Lake Mulwala formed after Yarrawonga Weir was built on the Murray River in 1939 for irrigation.
The lake has an area of 4400ha when full.
It is now one of the few Murray waterways where cod are dominant (besides carp) in catches.
Most cod are fairly small, but a few of more than 1m taken each year.
Yellowbelly are also caught, along with redfin, trout cod, silver perch and trout.
The former river channel is lined with large dead red gums and tributary channels usually have smaller trees, making it easy to find drop-offs.
The channel exceeds 10m deep in places.
Cod are often found along the channel edges.
Many tree trunks remain from when the lake was formed and are located just underwater. Damaged propellers are common.
The biggest cod tend to be taken in the deeper parts of the lake.
Popular spots include the Yellow Trail, a tributary of the Murray that heads to Kyffins Reserve boat ramp from The Horseshoe.
The Yellow Trail is marked with yellow paint and buoys at The Horseshoe and red and green paint on dead trees as you go further in.
The Yellow Trail is about 3m to 5m deep.
Kyffins Reserve has plenty of sunken timber.
The cleared section near the weir has plenty of submerged timber and holds cod, but the old river bed is hard to follow.
Fishing is best in warm weather, especially if you are using lures. Surface strikes can be had in summer.
Most shores on the lake are good for landbased fishing, especially those near the channel.
There are usually good numbers of shrimp that can be caught in a bait trap.
Other popular baits include bardi grubs and tinned corn kernels, yabbies and worms.
Lure choice depends on fishing style – deep divers are needed to probe deep channels, but during balmy summer and autumn evenings poppers and ultra-shallow lures can work well and provoke exciting surface strikes.
Yellowbelly will generally take the same lures as cod. Fish near cover such as willow trees or timber.
Mulwala is home to the annual Cod Classic event that has attracted up to around 3500 anglers, with a $1m+ prize pool.
Winning cod over the years have been around the metre mark.
Below the Yarrawonga Weir, cod action can be good, and the rare trout cod, macquarie perch and silver perch occasionally caught.
A 1m wind-chop is common on the lake, which can make life difficult or dangerous in small boats.
Lake Mulwala boat ramps
The western section and main lake can be reached from Yarrawonga or Mulwala ramps.
There is a sand ramp at Kyffins Reserve.
Majors Ck Boat Ramp is on the Murray Valley Highway on Majors Ck Road.
The Bundelong ramp is at the Junction of the Murray and Ovens Rivers.
Returning at night can be particularly hazardous because of all the tree stumps.
Lake Mulwala rules
The lake forms the border of two states.

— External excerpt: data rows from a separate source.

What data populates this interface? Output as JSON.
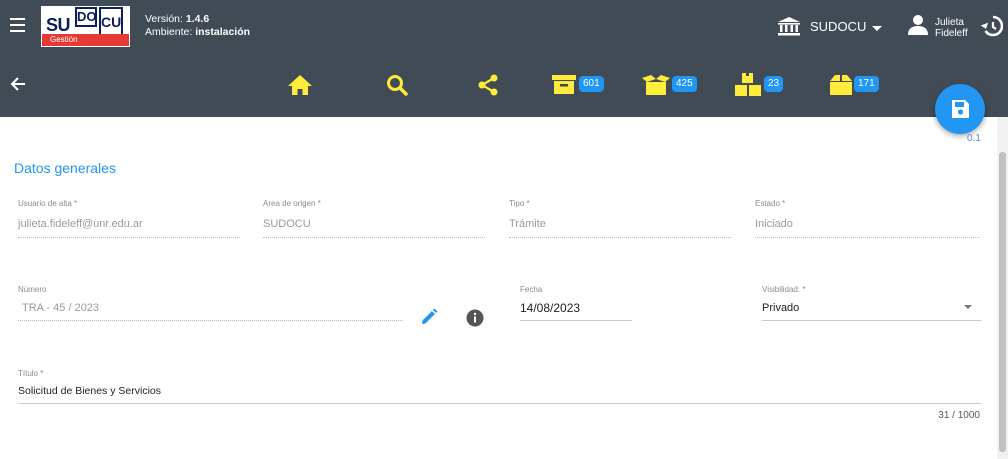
{
  "header": {
    "logo": {
      "su": "SU",
      "do": "DO",
      "cu": "CU",
      "gestion": "Gestión"
    },
    "version_label": "Versión:",
    "version_value": "1.4.6",
    "environment_label": "Ambiente:",
    "environment_value": "instalación",
    "institution": "SUDOCU",
    "user_first_name": "Julieta",
    "user_last_name": "Fideleff"
  },
  "toolbar": {
    "counts": {
      "inbox": "601",
      "open_box": "425",
      "boxes": "23",
      "archive": "171"
    }
  },
  "save": {
    "caption": "0.1"
  },
  "form": {
    "section_title": "Datos generales",
    "usuario_alta": {
      "label": "Usuario de alta *",
      "value": "julieta.fideleff@unr.edu.ar"
    },
    "area_origen": {
      "label": "Area de origen *",
      "value": "SUDOCU"
    },
    "tipo": {
      "label": "Tipo *",
      "value": "Trámite"
    },
    "estado": {
      "label": "Estado *",
      "value": "Iniciado"
    },
    "numero": {
      "label": "Número",
      "value": "TRA - 45 / 2023"
    },
    "fecha": {
      "label": "Fecha",
      "value": "14/08/2023"
    },
    "visibilidad": {
      "label": "Visibilidad: *",
      "value": "Privado"
    },
    "titulo": {
      "label": "Título *",
      "value": "Solicitud de Bienes y Servicios",
      "counter": "31 / 1000"
    }
  },
  "colors": {
    "bar": "#414b55",
    "accent_yellow": "#ffeb3b",
    "accent_blue": "#2196f3",
    "logo_red": "#e53935"
  },
  "icons": {
    "menu": "menu-icon",
    "bank": "bank-icon",
    "user": "user-icon",
    "history": "history-icon",
    "back": "arrow-left-icon",
    "home": "home-icon",
    "search": "search-icon",
    "share": "share-icon",
    "inbox": "inbox-icon",
    "open_box": "open-box-icon",
    "boxes": "boxes-icon",
    "archive": "archive-icon",
    "save": "floppy-icon",
    "edit": "pencil-icon",
    "info": "info-icon"
  }
}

Anglers once needed to hold both NSW and Victorian fishing licences to fish the lake.
From September 1, 2004, NSW assumed control of recreational fishing in Lake Mulwala.

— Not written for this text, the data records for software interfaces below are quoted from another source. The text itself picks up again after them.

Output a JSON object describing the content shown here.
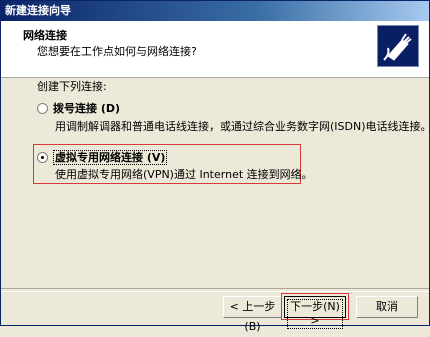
{
  "window": {
    "title": "新建连接向导"
  },
  "header": {
    "title": "网络连接",
    "subtitle": "您想要在工作点如何与网络连接?",
    "icon": "network-connection-icon"
  },
  "content": {
    "create_label": "创建下列连接:",
    "options": [
      {
        "label": "拨号连接 (D)",
        "description": "用调制解调器和普通电话线连接，或通过综合业务数字网(ISDN)电话线连接。",
        "selected": false
      },
      {
        "label": "虚拟专用网络连接 (V)",
        "description": "使用虚拟专用网络(VPN)通过 Internet 连接到网络。",
        "selected": true
      }
    ]
  },
  "buttons": {
    "back": "< 上一步(B)",
    "next": "下一步(N) >",
    "cancel": "取消"
  }
}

NSW rules apply to all of Lake Mulwala upstream from Yarrawonga Weir upstream to where the Ovens River enters the Murray, marked by the Bundalong boat ramp.
Only a NSW recreational fishing licence is required.

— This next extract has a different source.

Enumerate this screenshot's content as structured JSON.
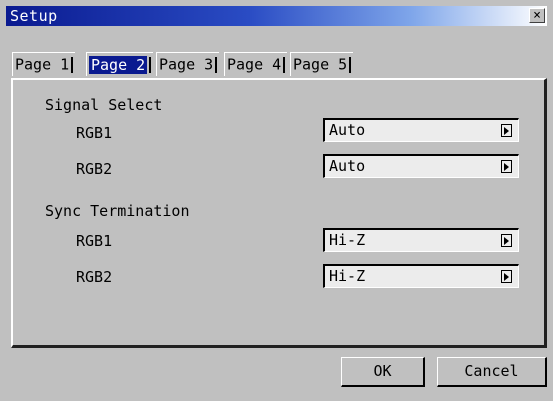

Victorian rules apply in Lake Hume.
NSW fishing laws apply to the whole of Murray River to the South Australian border, excluding the waters of Lake Hume.
Victorian fishing regulations apply in waters south of the Murray River.
For the latest rules information check this page.
Email us any corrections, additions, pictures or video here.
Some external videos filmed around Lake Mulwala are featured below.